The hand and coffee cup of Mary Ellen Ahmoagak, "Mair." Beginning when she was small, her father, Ben Ahmaogak Sr., took her hunting by dog sled with him. From then until he died, Mair constantly hunted with her father. Mair has harpooned bowheads, fired the shoulder gun and has successfully hunted all the major animals of the Arctic Slope. The story is told in her tattoo.
The symbol inside the bands is that of Iceberg 14, the whaling crew formed by her father, now co-captained by Mair and her nephew, Jason.
In 1995, I was most fortunate to have iceberg 14 take me in and then to be adopted as part of the family by Ben and Florence. Mair always greets me with these words, "Hello Brother!"
"Hello Sister!" I answer.
A few of the Ahmaogak's who took me in: Margaret, Maasak, Ben Jr., Jason, Mary Ellen and husband Bob.
No greater honor has ever come my way.
Some day I will tell the story.
These are the two houses and workshop built and lived in by Ben Ahmaogak and family.

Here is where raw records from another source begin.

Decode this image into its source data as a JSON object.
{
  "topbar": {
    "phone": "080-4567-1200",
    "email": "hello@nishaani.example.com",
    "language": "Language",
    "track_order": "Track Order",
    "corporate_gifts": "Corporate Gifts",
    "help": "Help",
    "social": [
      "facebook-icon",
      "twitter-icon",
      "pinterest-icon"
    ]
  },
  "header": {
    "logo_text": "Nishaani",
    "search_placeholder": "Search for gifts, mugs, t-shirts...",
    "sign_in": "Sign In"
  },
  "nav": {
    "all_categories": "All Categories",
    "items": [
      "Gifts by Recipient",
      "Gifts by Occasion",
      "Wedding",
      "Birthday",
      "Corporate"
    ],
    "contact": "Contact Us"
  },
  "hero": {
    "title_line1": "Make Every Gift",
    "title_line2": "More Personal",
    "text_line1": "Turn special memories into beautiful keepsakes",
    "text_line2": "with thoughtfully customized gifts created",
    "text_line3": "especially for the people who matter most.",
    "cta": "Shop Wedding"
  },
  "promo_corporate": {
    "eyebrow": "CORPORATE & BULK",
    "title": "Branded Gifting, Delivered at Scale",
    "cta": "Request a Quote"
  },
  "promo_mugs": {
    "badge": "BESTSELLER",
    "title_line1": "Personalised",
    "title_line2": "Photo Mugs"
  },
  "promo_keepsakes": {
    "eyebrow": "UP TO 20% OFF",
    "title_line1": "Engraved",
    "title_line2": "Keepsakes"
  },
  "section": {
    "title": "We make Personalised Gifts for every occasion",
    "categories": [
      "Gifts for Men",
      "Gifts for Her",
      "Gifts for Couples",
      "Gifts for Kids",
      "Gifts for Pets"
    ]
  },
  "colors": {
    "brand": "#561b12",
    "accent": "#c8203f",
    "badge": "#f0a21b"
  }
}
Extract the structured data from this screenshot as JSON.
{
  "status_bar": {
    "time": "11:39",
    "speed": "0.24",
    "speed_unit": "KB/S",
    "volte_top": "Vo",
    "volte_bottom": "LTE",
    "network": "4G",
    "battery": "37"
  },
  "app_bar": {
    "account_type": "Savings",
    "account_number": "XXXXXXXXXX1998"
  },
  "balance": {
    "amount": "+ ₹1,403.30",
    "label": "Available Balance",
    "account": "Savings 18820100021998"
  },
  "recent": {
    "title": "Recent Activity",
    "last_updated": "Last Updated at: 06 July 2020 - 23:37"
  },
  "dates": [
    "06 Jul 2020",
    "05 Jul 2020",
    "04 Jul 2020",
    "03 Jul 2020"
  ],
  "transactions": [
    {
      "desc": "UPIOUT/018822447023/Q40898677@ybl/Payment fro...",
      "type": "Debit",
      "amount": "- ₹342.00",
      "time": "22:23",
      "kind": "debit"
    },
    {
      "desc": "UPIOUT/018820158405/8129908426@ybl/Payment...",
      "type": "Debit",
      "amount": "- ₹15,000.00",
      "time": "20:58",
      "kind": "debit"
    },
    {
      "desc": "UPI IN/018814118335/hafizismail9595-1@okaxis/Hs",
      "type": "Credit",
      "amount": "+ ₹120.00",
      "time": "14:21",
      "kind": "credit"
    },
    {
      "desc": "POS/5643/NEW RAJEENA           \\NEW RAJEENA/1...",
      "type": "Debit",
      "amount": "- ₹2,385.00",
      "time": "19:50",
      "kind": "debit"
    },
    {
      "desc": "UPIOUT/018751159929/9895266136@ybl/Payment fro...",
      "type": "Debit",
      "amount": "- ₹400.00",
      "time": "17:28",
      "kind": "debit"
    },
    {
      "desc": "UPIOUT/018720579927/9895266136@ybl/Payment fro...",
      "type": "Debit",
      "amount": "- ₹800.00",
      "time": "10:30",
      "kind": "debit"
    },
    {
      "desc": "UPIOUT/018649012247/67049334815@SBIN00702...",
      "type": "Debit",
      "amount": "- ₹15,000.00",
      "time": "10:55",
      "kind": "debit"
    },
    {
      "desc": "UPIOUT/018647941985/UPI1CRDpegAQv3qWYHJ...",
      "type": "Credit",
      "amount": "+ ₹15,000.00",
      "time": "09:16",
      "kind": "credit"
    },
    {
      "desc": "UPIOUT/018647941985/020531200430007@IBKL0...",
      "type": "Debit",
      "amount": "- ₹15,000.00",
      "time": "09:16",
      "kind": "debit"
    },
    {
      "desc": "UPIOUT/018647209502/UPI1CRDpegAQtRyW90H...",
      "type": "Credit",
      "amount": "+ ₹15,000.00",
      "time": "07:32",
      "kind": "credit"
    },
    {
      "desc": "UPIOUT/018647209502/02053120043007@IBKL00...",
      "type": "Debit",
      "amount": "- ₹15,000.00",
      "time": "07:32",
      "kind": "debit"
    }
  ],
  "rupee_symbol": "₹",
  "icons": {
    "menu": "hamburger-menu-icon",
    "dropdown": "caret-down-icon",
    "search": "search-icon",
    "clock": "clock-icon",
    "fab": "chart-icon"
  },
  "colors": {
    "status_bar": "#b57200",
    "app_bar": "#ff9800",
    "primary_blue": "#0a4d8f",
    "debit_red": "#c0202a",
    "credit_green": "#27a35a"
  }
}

It was in the green house that I learned to drink coffee until 2:00 or 3:00 AM and then go right to sleep afterward - probably because of all the seal, caribou, oil, and whale we had consumed.
The house overlooks the Chukchi, which has come closer to it than it was when I stayed here - hence the erosion barriers.
For some reason, when I walked past, a gospel song, sung in English but in the voice of the Iñupiat, came into my head:
Precious memories, unseen angels, sent from somewhere to my soul, how they linger...
I am gone from Wainwright now, but in my mind the song still lingers...
The Chukchi Sea - and not an iceberg in sight. Wainwright, Alaska.